As a pastor, I want to help broken sinners–which is what we all are–be healed and restored in their walks with Christ. I want Grace to be a church where that continues to happen as it has in the past.
I also want to protect those who have been victims of sins against them—to be a place where their stories can be told and believed, where support and encouragement can be found, and where healing is experienced. We have been that in the past as well.
I don’t believe these are impossible to do together, but it is a difficult road to walk with many potential pitfalls. The recent public disclosures raise questions about allowing Anthony a public venue for using his gifts. My actions were intended to allow the occasional use of his teaching gifts for the benefit of the Body. But given what we now know, they may be interpreted as downplaying the sin and uncaring for victims. I ask your forgiveness for creating that appearance.
Pray for those who have been victims of sexual sin or other forms of abuse for whom this situation may revive painful memories, especially if there has been a lack of support or sensitivity for their suffering in the past, especially from the church.
Pray for Cedarville University and its leaders, for whom this situation has created a storm of controversy.
In it all, pray that we as a church will find a way to minister effectively to all those who are hurting in this moment of great sadness.
Pray for the Moores, as this has brought great pain and loss to their family once again. Pray that God will give us the means to minister well to them in the days ahead.

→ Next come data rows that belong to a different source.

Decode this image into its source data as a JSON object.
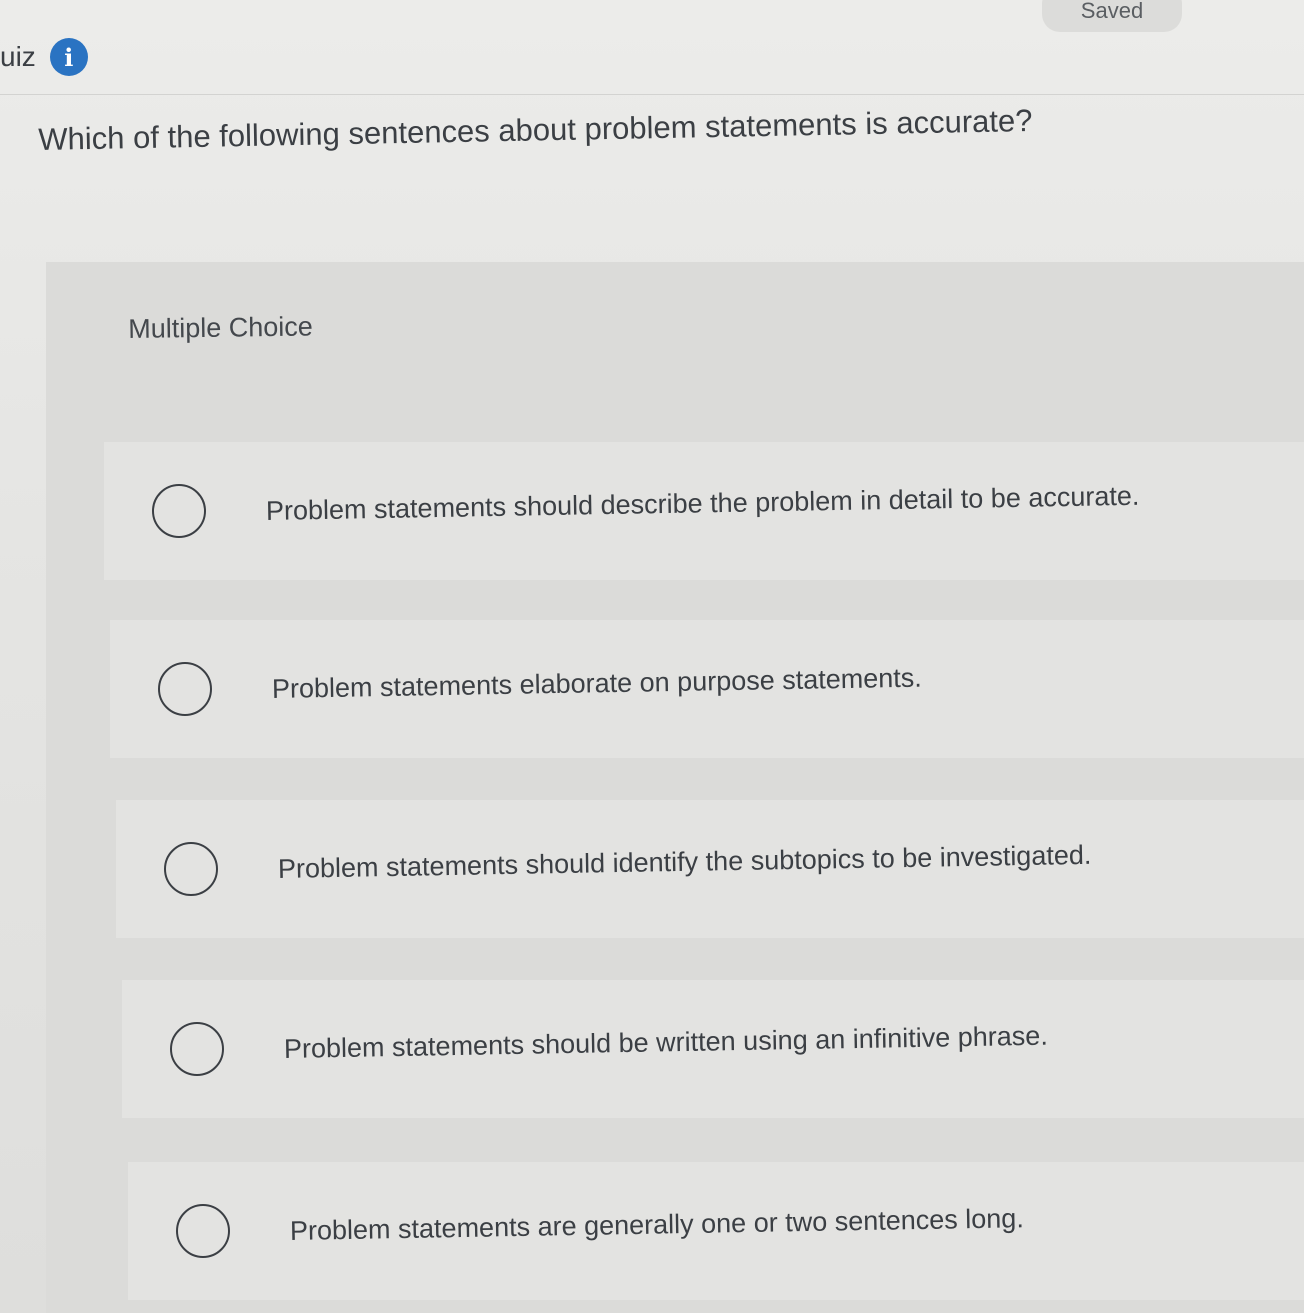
{
  "header": {
    "quiz_label": "uiz",
    "info_icon": "info-icon",
    "saved_label": "Saved"
  },
  "question": {
    "text": "Which of the following sentences about problem statements is accurate?",
    "type_label": "Multiple Choice"
  },
  "options": [
    {
      "text": "Problem statements should describe the problem in detail to be accurate.",
      "selected": false
    },
    {
      "text": "Problem statements elaborate on purpose statements.",
      "selected": false
    },
    {
      "text": "Problem statements should identify the subtopics to be investigated.",
      "selected": false
    },
    {
      "text": "Problem statements should be written using an infinitive phrase.",
      "selected": false
    },
    {
      "text": "Problem statements are generally one or two sentences long.",
      "selected": false
    }
  ],
  "colors": {
    "accent": "#2a73c2",
    "text": "#3b3f44"
  }
}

If you have further questions, or there is any way I can help, please contact me through the church office at email@example.com.